Live-action films[edit]


  1. ^ Koppel, Niko (10 June 2010). "Peter Keefe, Creator of Cartoon 'Voltron,' Dies at 57". The New York Times. Retrieved 4 August 2010.
  2. ^ "History of World Events (Part 1 / 2)". World Events Productions. YouTube. 2008-04-04. Archived from the original on 2021-12-14. Retrieved 2008-10-06.
  3. ^ "History of World Events (Part 2 / 2)". World Events Productions. YouTube. 2008-04-04. Archived from the original on 2021-12-14. Retrieved 2008-10-06.
  4. ^ Phillips, Nicholas. "Voltron prepares to recapture the universe from a small office in St. Louis". Riverfront Times. Retrieved 22 January 2019.
  5. ^ Saber Rider Official German Website
  6. ^ WEP - About Us
  7. ^ "Lawsuit Launched over Proposed Live-Action Voltron Film". Anime News Network. 2008-11-18. Retrieved 2008-11-20.
  8. ^ Superheroflix - Voltron Fights Giant Monsters and Legal Troubles
  9. ^ Anime News - Proposed Live-Action Voltron Film Gets New Producers

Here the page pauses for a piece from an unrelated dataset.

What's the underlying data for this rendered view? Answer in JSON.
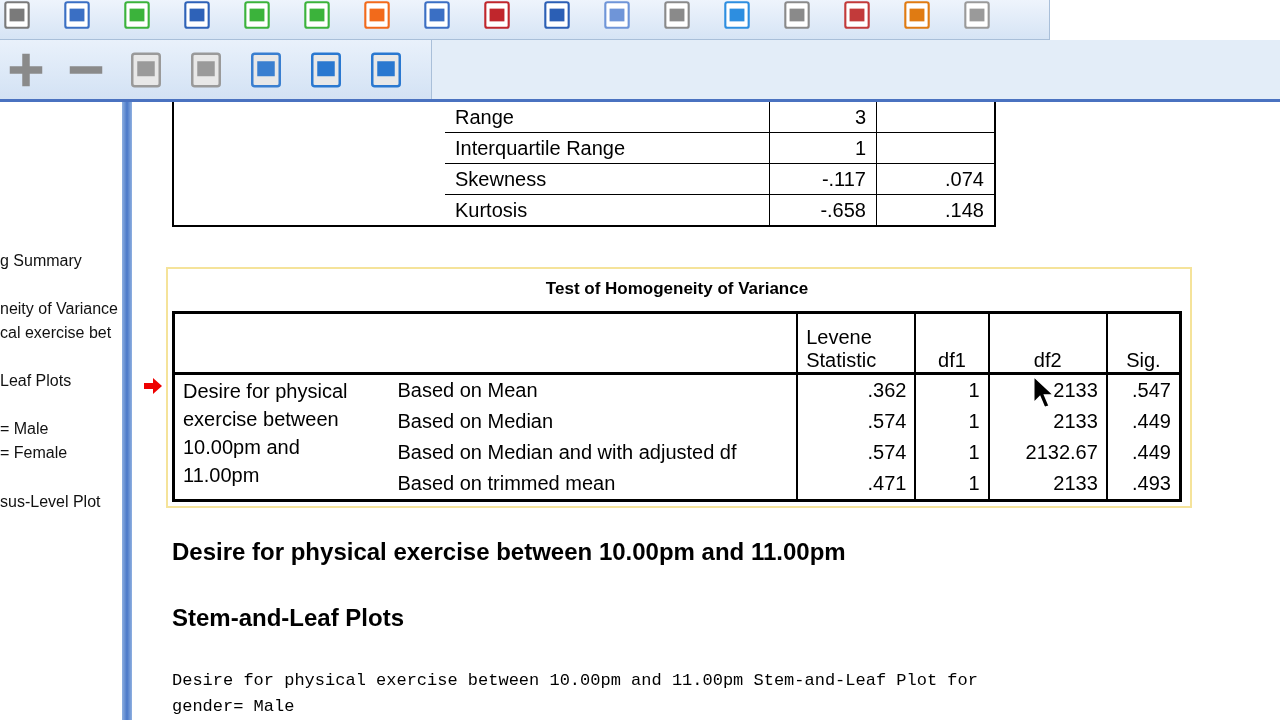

  10. ^ Anime News - Voltron Producers Launch New Suit vs. U.S. Rights Holder
  11. ^ - TV and Toys Set to Relaunch Voltron
  12. ^ James, Meg (April 28, 2016). "Comcast's NBCUniversal buys DreamWorks Animation in $3.8-billion deal". Los Angeles Times. Retrieved April 28, 2016.
  13. ^ Dave McNary (August 22, 2016). "Comcast Completes $3.8 Billion DreamWorks Animation Purchase". Variety. Retrieved August 27, 2016.
  14. ^ Fleming, Mike Jr. (2016-11-04). "Universal Inherits DWA Live-Action 'Voltron' Film; David Hayter Scripting". Deadline Hollywood. Retrieved 2016-11-04.
  15. ^ Lenburg, Jeff (1999). The Encyclopedia of Animated Cartoons. Checkmark Books. p. 299. ISBN 0-8160-3831-7. Retrieved 6 June 2020.
  16. ^ Fleming, Mike Jr. (2016-11-04). "Universal Inherits DWA Live-Action 'Voltron' Film; David Hayter Scripting". Deadline Hollywood. Retrieved 2016-11-04.

External links[edit]